Join Richard Barth, CEO of the KIPP Foundation, and Rich Buery, chief of policy and public affairs for the KIPP Foundation, in conversation with Ross Wiener, executive director of the Aspen Institute's Education & Society Program. Hear about lessons learned in running one of the country’s most successful public charter school networks, and participate in a discussion of the topics, trends, and ideas influencing public education improvement efforts.
“To be principled means to consistently operate with principles that can be clearly explained,” writes Ray Dalio, founder of Bridgewater Associates and one of the world’s most successful investors and entrepreneurs. Dalio has written and shared the principles that guide him in life and business in his best-selling book, Principles: Life & Work, in hopes that others will do the same.
Join Sal Khan as he shares the inspiring story of how he founded Khan Academy, a nonprofit organization that is now educating millions of people worldwide. While Khan Academy may be best known for math videos, today the organization offers free interactive practice exercises and articles in the humanities and sciences, as well as test prep for the SAT and LSAT that adapts to each student’s needs.
What possibilities unfurl when a symphony reaches Skid Row? How does music create healing on a street corner? Los Angeles Philharmonic violinist Vijay Gupta and internationally renowned soprano Camille Zamora are expanding access to classical music through their organizations Street Symphony and Sing for Hope, which bring music out of symphony halls and into the spaces of underserved communities.
Just how closely aligned are social media companies and the purveyors of disinformation? Join media and tech experts as they discuss the ways in which fake news agents are using tech companies' existing policies to their advantage and how we might be able to fix the problem.
As technology drives economic change, the discussion of the future of work seems to be binary: either dystopian or rose colored. The public policy debate has congealed around a set of silver bullet solutions — from universal basic income to coding for all — that reflect Silicon Valley’s strategy for addressing economic inequality. But what if the best strategy isn’t a single moonshot, but a wealth of experiments?

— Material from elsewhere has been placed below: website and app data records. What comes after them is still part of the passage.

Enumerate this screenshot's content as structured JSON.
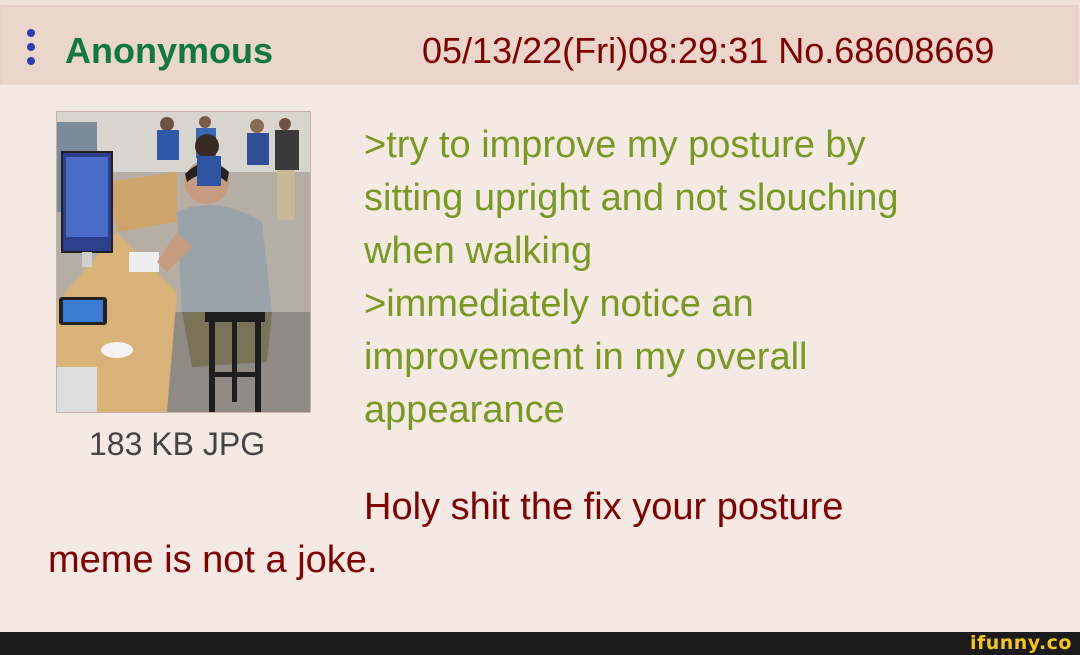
{
  "post": {
    "name": "Anonymous",
    "meta": "05/13/22(Fri)08:29:31 No.68608669",
    "file_info": "183 KB JPG",
    "greentext_lines": [
      ">try to improve my posture by",
      "sitting upright and not slouching",
      "when walking",
      ">immediately notice an",
      "improvement in my overall",
      "appearance"
    ],
    "reply_lines": [
      "Holy shit the fix your posture",
      "meme is not a joke."
    ]
  },
  "footer": {
    "watermark": "ifunny.co"
  },
  "colors": {
    "name": "#117743",
    "meta": "#800000",
    "greentext": "#789922",
    "reply": "#800000",
    "menu": "#2b3bb0",
    "body_bg": "#f5e9e3",
    "header_bg": "#ead6ca"
  },
  "icons": {
    "menu": "vertical-ellipsis-icon"
  }
}
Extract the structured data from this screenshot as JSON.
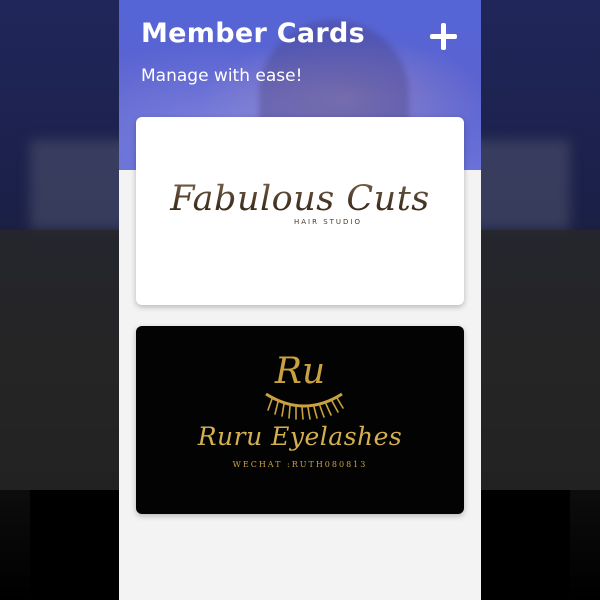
{
  "header": {
    "title": "Member Cards",
    "subtitle": "Manage with ease!",
    "add_icon": "plus-icon"
  },
  "cards": [
    {
      "name": "Fabulous Cuts",
      "tagline": "HAIR STUDIO",
      "background": "#ffffff",
      "text_color": "#4a3a28"
    },
    {
      "monogram": "Ru",
      "name": "Ruru Eyelashes",
      "tagline": "WECHAT :RUTH080813",
      "background": "#030303",
      "text_color": "#c9a23f",
      "logo_icon": "eyelash-icon"
    }
  ],
  "colors": {
    "hero_blue": "#5b63d0",
    "page_bg": "#f3f3f4",
    "gold": "#c9a23f"
  }
}
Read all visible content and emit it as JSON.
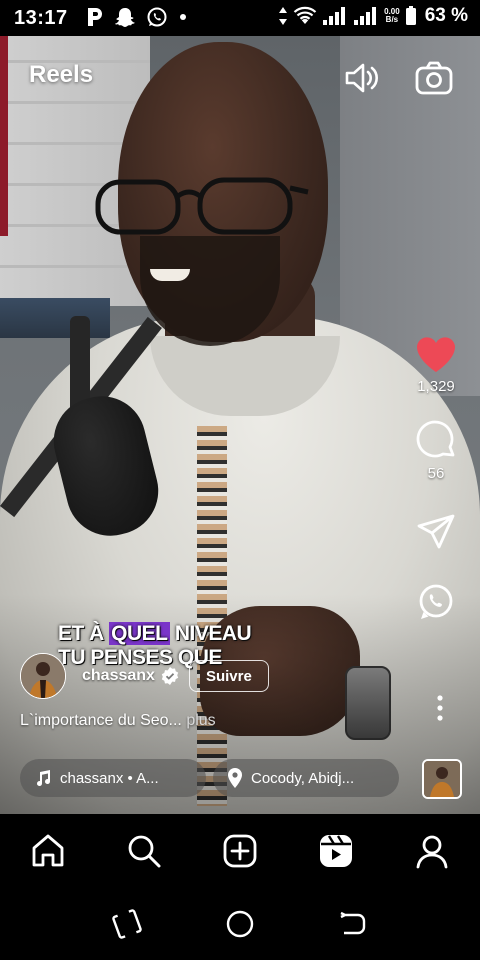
{
  "status_bar": {
    "time": "13:17",
    "notification_icons": [
      "p-icon",
      "snapchat-icon",
      "whatsapp-icon",
      "dot-icon"
    ],
    "net_speed_value": "0.00",
    "net_speed_unit": "B/s",
    "battery": "63 %"
  },
  "header": {
    "title": "Reels",
    "sound_icon": "volume-icon",
    "camera_icon": "camera-icon"
  },
  "video": {
    "caption_line1_pre": "ET À ",
    "caption_line1_hl": "QUEL",
    "caption_line1_post": " NIVEAU",
    "caption_line2": "TU PENSES QUE"
  },
  "actions": {
    "likes": "1,329",
    "comments": "56",
    "like_color": "#ed4956"
  },
  "post": {
    "username": "chassanx",
    "follow_label": "Suivre",
    "description": "L`importance du Seo...",
    "more_label": "plus",
    "music": "chassanx • A...",
    "location": "Cocody, Abidj..."
  },
  "nav": [
    "home-icon",
    "search-icon",
    "create-icon",
    "reels-icon",
    "profile-icon"
  ],
  "system_nav": [
    "recents-icon",
    "home-circle-icon",
    "back-icon"
  ]
}
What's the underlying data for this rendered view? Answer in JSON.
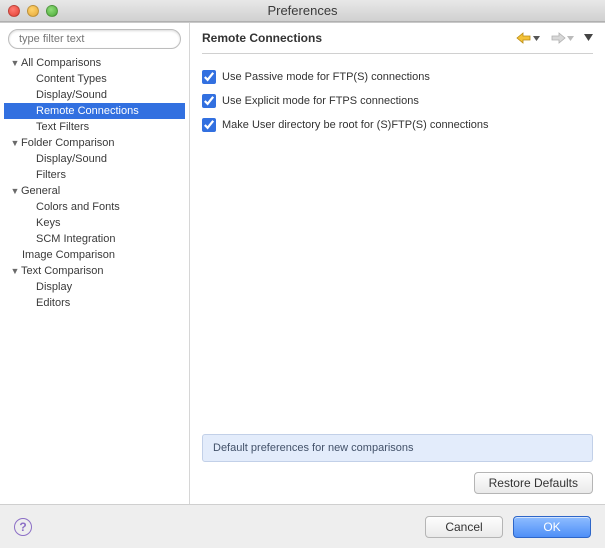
{
  "window": {
    "title": "Preferences"
  },
  "sidebar": {
    "filter_placeholder": "type filter text",
    "nodes": [
      {
        "label": "All Comparisons",
        "depth": 0,
        "expandable": true,
        "expanded": true
      },
      {
        "label": "Content Types",
        "depth": 1,
        "expandable": false
      },
      {
        "label": "Display/Sound",
        "depth": 1,
        "expandable": false
      },
      {
        "label": "Remote Connections",
        "depth": 1,
        "expandable": false,
        "selected": true
      },
      {
        "label": "Text Filters",
        "depth": 1,
        "expandable": false
      },
      {
        "label": "Folder Comparison",
        "depth": 0,
        "expandable": true,
        "expanded": true
      },
      {
        "label": "Display/Sound",
        "depth": 1,
        "expandable": false
      },
      {
        "label": "Filters",
        "depth": 1,
        "expandable": false
      },
      {
        "label": "General",
        "depth": 0,
        "expandable": true,
        "expanded": true
      },
      {
        "label": "Colors and Fonts",
        "depth": 1,
        "expandable": false
      },
      {
        "label": "Keys",
        "depth": 1,
        "expandable": false
      },
      {
        "label": "SCM Integration",
        "depth": 1,
        "expandable": false
      },
      {
        "label": "Image Comparison",
        "depth": 0,
        "expandable": false
      },
      {
        "label": "Text Comparison",
        "depth": 0,
        "expandable": true,
        "expanded": true
      },
      {
        "label": "Display",
        "depth": 1,
        "expandable": false
      },
      {
        "label": "Editors",
        "depth": 1,
        "expandable": false
      }
    ]
  },
  "main": {
    "heading": "Remote Connections",
    "options": [
      {
        "label": "Use Passive mode for FTP(S) connections",
        "checked": true
      },
      {
        "label": "Use Explicit mode for FTPS connections",
        "checked": true
      },
      {
        "label": "Make User directory be root for (S)FTP(S) connections",
        "checked": true
      }
    ],
    "info_banner": "Default preferences for new comparisons",
    "restore_defaults": "Restore Defaults"
  },
  "footer": {
    "cancel": "Cancel",
    "ok": "OK"
  },
  "colors": {
    "accent": "#3270e0"
  }
}
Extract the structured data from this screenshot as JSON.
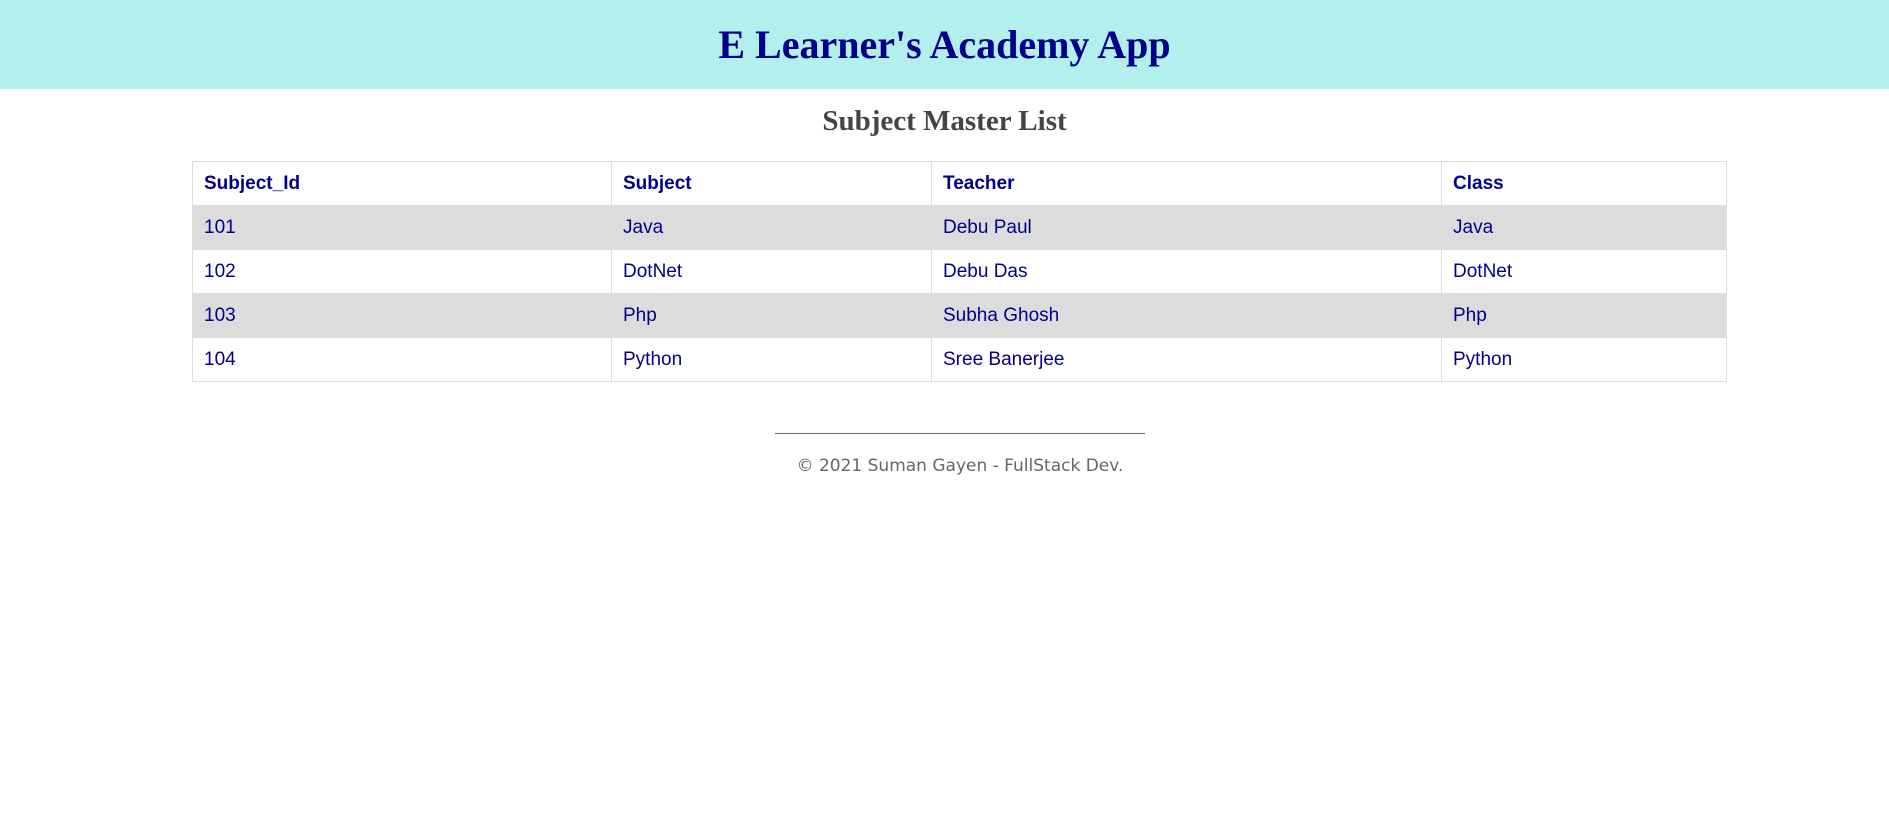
{
  "header": {
    "title": "E Learner's Academy App"
  },
  "page": {
    "title": "Subject Master List"
  },
  "table": {
    "columns": [
      "Subject_Id",
      "Subject",
      "Teacher",
      "Class"
    ],
    "rows": [
      [
        "101",
        "Java",
        "Debu Paul",
        "Java"
      ],
      [
        "102",
        "DotNet",
        "Debu Das",
        "DotNet"
      ],
      [
        "103",
        "Php",
        "Subha Ghosh",
        "Php"
      ],
      [
        "104",
        "Python",
        "Sree Banerjee",
        "Python"
      ]
    ]
  },
  "footer": {
    "text": "© 2021 Suman Gayen - FullStack Dev."
  }
}
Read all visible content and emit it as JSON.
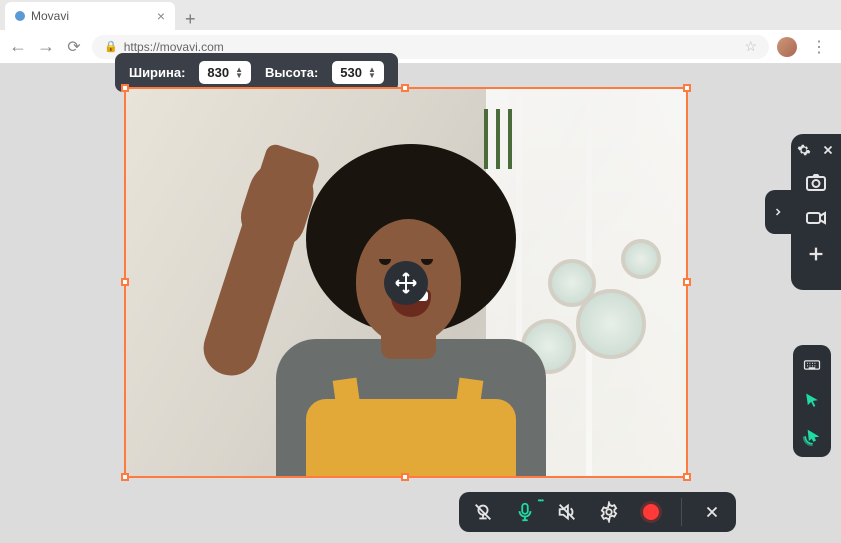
{
  "browser": {
    "tab_title": "Movavi",
    "url": "https://movavi.com"
  },
  "dimensions": {
    "width_label": "Ширина:",
    "width_value": "830",
    "height_label": "Высота:",
    "height_value": "530"
  },
  "side_panel": {
    "icons": [
      "settings",
      "close",
      "camera",
      "video",
      "add"
    ]
  },
  "mini_panel": {
    "icons": [
      "keyboard",
      "cursor",
      "click-ripple"
    ]
  },
  "bottom_bar": {
    "icons": [
      "webcam-off",
      "mic-on",
      "audio-off",
      "settings",
      "record",
      "close"
    ]
  }
}
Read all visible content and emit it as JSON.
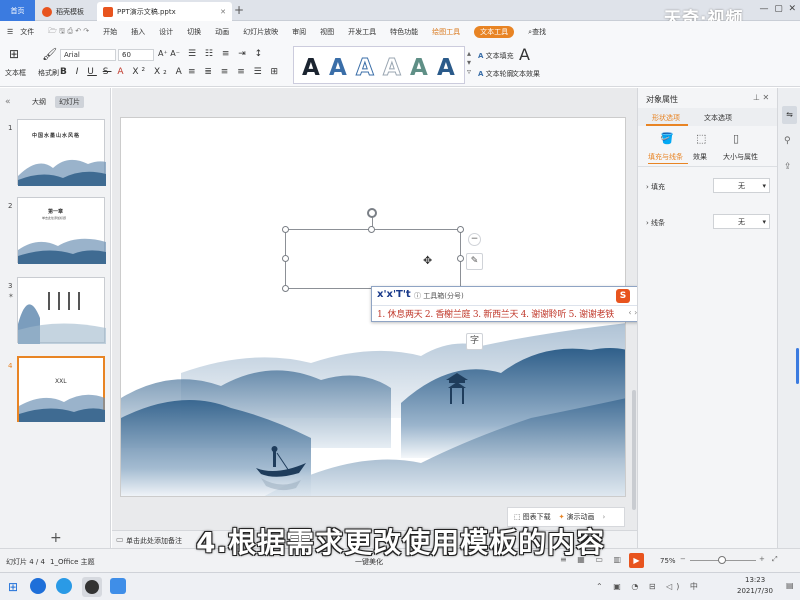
{
  "tabs": {
    "home": "首页",
    "template": "稻壳模板",
    "document": "PPT演示文稿.pptx",
    "new_tab": "+"
  },
  "watermark": "天奇·视频",
  "menu": {
    "file": "文件",
    "items": [
      "开始",
      "插入",
      "设计",
      "切换",
      "动画",
      "幻灯片放映",
      "审阅",
      "视图",
      "开发工具",
      "特色功能"
    ],
    "drawing_tools": "绘图工具",
    "text_tools": "文本工具",
    "search": "查找"
  },
  "ribbon": {
    "text_box": "文本框",
    "format_painter": "格式刷",
    "font_name": "Arial",
    "font_size": "60",
    "text_fill": "文本填充",
    "text_outline": "文本轮廓",
    "text_effects": "文本效果",
    "wordart_letter": "A",
    "wordart_colors": [
      "#1b2430",
      "#3a6ea8",
      "#7aa6d6",
      "#b9c4cf",
      "#5f8f86",
      "#2a5a8a"
    ]
  },
  "left_panel": {
    "outline_tab": "大纲",
    "slides_tab": "幻灯片",
    "slides": [
      {
        "number": "1",
        "title": "中国水墨山水风格",
        "subtitle": ""
      },
      {
        "number": "2",
        "title": "第一章",
        "subtitle": "单击此处添加标题"
      },
      {
        "number": "3",
        "title": "",
        "subtitle": ""
      },
      {
        "number": "4",
        "title": "XXL",
        "subtitle": ""
      }
    ],
    "add_slide": "+"
  },
  "ime": {
    "input": "x'x'T't",
    "hint": "工具箱(分号)",
    "candidates": "1. 休息两天   2. 香榭兰庭   3. 新西兰天   4. 谢谢聆听   5. 谢谢老铁"
  },
  "right_panel": {
    "title": "对象属性",
    "tab_shape": "形状选项",
    "tab_text": "文本选项",
    "sub_fill_line": "填充与线条",
    "sub_effects": "效果",
    "sub_size": "大小与属性",
    "fill_label": "填充",
    "fill_value": "无",
    "line_label": "线条",
    "line_value": "无"
  },
  "canvas_bottom": {
    "download": "图表下载",
    "animation": "演示动画"
  },
  "notes": "单击此处添加备注",
  "status": {
    "slide_pos": "幻灯片 4 / 4",
    "theme": "1_Office 主题",
    "beautify": "一键美化",
    "zoom": "75%"
  },
  "subtitle": "4.根据需求更改使用模板的内容",
  "taskbar": {
    "time": "13:23",
    "date": "2021/7/30"
  },
  "colors": {
    "accent": "#e88424",
    "tab_blue": "#3b7be0",
    "ink_blue": "#2f5f8a"
  }
}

For more than 130 years, the National Geographic Society has pushed the boundaries of science by engaging the average citizen in a deeper understanding of the planet. Two Nat Geo fellows discuss the tools and strategies they're using to connect people to their environments. Renowned animal photographer Joel Sartore explains The Photo Ark, a long-term photo project to document all the animal species in the world.